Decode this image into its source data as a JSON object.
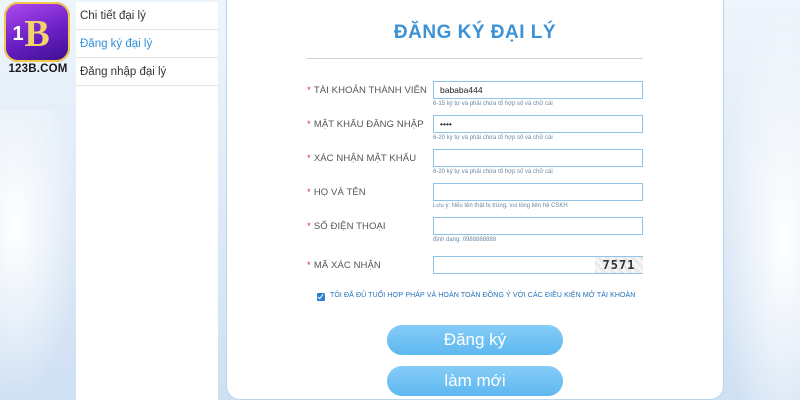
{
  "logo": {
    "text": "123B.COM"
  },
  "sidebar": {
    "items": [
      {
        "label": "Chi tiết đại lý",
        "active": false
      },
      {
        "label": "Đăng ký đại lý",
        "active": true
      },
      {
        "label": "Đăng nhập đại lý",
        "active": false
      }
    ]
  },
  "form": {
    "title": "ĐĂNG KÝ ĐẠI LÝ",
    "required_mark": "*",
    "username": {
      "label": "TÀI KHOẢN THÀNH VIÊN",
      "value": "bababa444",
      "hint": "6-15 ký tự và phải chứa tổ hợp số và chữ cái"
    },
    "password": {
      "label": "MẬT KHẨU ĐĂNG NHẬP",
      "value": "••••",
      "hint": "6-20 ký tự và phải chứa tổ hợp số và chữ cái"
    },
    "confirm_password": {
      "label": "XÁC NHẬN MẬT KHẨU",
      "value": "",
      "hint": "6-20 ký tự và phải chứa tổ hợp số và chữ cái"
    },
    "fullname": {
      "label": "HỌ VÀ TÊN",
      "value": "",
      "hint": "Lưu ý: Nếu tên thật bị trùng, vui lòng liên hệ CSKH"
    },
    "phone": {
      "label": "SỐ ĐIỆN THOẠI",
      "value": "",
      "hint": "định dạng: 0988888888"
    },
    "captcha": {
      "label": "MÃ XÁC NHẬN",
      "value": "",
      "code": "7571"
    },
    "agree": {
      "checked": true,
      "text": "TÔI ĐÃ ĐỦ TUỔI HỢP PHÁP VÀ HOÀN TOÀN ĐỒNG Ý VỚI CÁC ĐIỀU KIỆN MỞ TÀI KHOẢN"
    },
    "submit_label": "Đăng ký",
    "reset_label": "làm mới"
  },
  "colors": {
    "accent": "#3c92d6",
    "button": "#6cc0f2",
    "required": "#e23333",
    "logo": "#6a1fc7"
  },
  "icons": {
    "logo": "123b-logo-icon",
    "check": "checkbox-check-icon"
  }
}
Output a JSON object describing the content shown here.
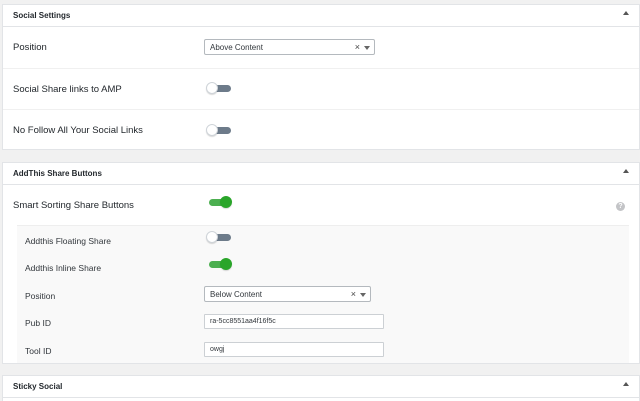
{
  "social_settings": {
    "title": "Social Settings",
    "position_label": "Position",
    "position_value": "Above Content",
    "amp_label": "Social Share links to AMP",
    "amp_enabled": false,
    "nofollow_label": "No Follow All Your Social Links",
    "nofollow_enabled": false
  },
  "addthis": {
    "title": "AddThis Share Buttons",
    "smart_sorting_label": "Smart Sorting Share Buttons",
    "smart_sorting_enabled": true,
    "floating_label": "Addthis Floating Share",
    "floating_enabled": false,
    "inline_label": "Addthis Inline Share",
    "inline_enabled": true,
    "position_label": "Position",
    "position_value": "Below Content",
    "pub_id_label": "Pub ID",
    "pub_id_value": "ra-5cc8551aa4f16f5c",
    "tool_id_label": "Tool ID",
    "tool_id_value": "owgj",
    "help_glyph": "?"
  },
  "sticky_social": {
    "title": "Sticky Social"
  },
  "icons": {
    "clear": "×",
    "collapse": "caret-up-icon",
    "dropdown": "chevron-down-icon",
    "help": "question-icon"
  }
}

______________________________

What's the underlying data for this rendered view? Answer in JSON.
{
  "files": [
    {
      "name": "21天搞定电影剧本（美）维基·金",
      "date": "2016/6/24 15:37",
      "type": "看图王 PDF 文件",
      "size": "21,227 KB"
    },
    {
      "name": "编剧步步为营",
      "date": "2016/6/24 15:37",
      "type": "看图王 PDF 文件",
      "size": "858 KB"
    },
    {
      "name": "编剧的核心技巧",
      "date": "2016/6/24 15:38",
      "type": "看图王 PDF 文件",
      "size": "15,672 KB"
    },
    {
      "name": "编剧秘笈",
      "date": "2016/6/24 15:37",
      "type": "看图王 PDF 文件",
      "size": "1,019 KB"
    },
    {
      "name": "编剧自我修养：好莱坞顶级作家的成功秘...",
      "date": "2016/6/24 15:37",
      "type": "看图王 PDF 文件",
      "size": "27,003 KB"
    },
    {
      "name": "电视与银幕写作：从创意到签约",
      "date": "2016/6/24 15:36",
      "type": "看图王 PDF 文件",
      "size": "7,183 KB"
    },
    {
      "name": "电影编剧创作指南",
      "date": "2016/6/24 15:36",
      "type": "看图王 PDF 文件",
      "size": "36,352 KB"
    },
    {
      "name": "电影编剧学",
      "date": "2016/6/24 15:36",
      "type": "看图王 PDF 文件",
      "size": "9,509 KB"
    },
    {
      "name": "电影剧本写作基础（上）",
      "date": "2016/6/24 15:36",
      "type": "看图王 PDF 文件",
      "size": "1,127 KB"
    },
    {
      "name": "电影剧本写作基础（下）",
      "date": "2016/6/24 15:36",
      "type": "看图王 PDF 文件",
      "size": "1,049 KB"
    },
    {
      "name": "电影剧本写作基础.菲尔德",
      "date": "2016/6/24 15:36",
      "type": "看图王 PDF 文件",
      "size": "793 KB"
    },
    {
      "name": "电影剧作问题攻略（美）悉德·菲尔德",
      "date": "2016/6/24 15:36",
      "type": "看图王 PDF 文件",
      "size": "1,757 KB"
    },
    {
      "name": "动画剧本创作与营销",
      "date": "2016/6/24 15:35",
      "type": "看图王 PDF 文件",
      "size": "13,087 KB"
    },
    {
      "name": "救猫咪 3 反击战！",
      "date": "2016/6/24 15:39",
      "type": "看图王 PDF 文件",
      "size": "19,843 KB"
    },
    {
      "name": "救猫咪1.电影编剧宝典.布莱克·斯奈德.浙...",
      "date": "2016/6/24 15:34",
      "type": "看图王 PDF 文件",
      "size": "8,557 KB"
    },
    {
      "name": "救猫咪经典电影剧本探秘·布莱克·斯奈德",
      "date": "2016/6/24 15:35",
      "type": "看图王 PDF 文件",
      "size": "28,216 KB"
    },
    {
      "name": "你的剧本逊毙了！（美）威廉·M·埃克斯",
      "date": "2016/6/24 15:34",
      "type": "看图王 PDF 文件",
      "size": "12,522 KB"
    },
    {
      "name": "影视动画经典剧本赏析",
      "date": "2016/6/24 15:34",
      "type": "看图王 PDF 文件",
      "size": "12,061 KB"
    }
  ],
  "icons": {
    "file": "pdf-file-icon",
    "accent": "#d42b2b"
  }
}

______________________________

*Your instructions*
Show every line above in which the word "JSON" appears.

*Problem solution*
Decode this image into its source data as a JSON object.
Output a JSON object describing the content shown here.
What's the underlying data for this rendered view? Answer in JSON.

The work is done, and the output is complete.